I said to people like Senator Wong, as I did four minutes before the vote was announced the other day, I thought it was a disgrace we had a plebiscite. I didn't think it was right that we should have a postal vote that had total strangers deciding on how you should live your life. But I now actually agree with Senator Brandis when he said that the postal vote was a great advantage because it showed that the majority of Australians are decent people and did want this to happen, and it did happen. I just say one thing to gay Australians: be a little charitable to the people who opposed it, to the 'no' voters. When it comes to Christmas and if you're sitting at the Christmas table and you find out, to your shock, that your dad or mum voted against it, they came from a generation that had a different view. Just be a little bit tolerant. I know how it hurt and how it hurt schoolkids through this long period, but I just want to say: congratulations, Australia, and all you people who have fought this for so many years—and going back to Bob Brown's days. I think this country now is wonderful.
I want to put on record my warm congratulations for those who are joyously celebrating today a change that they have long campaigned for. I echo the remarks of the Leader of the Government in the Senate, who has indicated the success of this process to deliver this change.

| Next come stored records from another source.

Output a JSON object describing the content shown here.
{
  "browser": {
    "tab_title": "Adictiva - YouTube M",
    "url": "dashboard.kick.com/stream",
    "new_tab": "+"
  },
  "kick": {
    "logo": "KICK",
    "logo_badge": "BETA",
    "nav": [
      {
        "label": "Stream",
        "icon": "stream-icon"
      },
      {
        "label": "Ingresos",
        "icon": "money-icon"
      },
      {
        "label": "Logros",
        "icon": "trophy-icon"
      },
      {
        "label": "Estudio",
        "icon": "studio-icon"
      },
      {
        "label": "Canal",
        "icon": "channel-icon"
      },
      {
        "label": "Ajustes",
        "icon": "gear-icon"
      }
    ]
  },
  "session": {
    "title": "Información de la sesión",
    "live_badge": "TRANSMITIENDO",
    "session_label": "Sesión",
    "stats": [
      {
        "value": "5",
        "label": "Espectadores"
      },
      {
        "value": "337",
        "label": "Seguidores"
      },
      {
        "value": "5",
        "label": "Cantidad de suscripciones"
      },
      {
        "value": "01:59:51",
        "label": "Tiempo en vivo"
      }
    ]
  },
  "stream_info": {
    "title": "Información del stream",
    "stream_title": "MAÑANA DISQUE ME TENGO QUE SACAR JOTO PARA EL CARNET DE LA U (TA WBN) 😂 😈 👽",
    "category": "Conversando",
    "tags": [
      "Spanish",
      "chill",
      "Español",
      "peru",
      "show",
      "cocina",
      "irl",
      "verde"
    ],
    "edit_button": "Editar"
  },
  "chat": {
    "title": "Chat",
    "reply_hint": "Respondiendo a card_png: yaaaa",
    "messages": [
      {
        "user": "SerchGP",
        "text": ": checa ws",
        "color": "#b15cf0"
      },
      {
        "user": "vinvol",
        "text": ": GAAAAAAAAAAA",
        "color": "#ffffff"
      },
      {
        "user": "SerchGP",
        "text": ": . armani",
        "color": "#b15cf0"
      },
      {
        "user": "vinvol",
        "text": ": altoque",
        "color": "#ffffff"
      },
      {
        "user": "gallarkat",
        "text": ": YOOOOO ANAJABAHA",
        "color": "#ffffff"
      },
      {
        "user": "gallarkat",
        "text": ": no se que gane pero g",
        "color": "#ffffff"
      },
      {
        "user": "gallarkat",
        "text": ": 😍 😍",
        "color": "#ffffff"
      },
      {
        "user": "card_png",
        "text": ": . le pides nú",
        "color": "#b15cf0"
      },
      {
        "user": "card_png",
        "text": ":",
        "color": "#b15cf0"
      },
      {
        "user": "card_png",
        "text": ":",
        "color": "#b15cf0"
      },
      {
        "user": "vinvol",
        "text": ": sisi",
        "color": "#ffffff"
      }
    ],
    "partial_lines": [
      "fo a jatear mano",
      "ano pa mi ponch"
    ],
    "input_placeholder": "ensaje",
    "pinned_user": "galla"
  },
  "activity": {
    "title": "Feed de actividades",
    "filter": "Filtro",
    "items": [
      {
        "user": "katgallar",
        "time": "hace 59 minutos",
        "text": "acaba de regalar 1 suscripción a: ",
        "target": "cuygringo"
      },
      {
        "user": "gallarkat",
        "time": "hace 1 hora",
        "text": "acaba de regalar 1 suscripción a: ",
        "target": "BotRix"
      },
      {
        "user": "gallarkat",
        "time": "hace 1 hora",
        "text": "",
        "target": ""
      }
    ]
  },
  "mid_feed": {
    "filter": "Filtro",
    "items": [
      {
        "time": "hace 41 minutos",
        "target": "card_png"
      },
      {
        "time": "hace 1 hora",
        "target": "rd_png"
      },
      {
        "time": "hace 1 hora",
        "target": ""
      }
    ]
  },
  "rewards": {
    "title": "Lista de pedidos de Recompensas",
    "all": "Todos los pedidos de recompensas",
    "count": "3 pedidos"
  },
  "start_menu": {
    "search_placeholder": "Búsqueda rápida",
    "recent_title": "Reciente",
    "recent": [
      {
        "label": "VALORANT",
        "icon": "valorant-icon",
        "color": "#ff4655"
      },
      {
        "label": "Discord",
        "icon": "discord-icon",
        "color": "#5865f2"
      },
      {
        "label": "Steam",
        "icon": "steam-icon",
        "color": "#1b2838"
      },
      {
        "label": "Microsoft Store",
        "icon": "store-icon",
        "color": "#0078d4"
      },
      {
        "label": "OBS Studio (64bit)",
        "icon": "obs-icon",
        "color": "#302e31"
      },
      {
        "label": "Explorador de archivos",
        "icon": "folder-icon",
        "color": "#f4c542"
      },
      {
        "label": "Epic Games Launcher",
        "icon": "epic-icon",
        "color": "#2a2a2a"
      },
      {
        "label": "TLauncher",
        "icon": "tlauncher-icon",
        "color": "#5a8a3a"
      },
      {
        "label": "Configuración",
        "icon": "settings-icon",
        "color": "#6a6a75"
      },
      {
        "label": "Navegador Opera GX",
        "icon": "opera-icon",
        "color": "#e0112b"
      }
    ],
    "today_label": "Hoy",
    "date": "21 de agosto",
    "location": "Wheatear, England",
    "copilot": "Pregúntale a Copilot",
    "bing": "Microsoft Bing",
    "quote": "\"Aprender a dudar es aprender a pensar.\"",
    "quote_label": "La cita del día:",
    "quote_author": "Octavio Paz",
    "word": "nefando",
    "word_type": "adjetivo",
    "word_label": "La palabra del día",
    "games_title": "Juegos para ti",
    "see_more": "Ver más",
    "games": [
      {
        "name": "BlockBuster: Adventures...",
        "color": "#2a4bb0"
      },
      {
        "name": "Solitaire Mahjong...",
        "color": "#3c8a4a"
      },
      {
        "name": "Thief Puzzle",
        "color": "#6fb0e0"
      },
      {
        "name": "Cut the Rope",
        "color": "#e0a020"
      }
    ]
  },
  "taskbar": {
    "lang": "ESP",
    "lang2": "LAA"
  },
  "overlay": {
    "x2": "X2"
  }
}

I said in my contribution to the second reading debate that I hoped I would be able to vote for a bill that amended the Marriage Act in favour of same-sex marriage. I always said I would recognise and respect the wishes of the Queensland people but I would not vote for a bill that compromised human rights in my view. I, unfortunately, cannot support this unamended bill because I do not think we have made these changes in a way which advances rights fully through this process. In particular, I think the failure to fully protect celebrants who may have a conscientious or non-religious objection to solemnising a same-sex marriage is a missed opportunity for our parliament to unify here.
I want to thank some of my colleagues who have put forward these viewpoints respectfully during this debate. Those five million Australians who did vote against a change to the Marriage Act have had a voice in this parliament, but, unfortunately, I do not think they have been listened to. I think it's unfortunate that we have had a situation where we have not had the ability for all senators to vote with their conscience in this place. I said during the campaign that I was sceptical. I was sceptical that we could trust the political process to get all of these protections right and I, unfortunately, believe that my fears have been proven true. It is clear that a political fix was in before we debated these amendments and issues on this floor. A political fix was in between those in the Labor Party who voted as a bloc, despite some, I know, having different conscientious views on these issues, some in the Liberal and National parties and the Greens. It's unfortunate that we have not been able to proceed in a debate that has allowed every senator to vote with their conscience. I truly believe that, if that had been the process, we might have made some small adjustments to this bill which would have allowed many more of us in this chamber to vote for this change and to do so in a way which would have truly unified our nation in a way that respected all Australians and all views rather than take a winner-takes-all approach, which has been what has happened here in the last 24 hours.
I do, again, congratulate those who will see this change occur. It is unfortunate I cannot join them in support of this bill. I thank the Senate.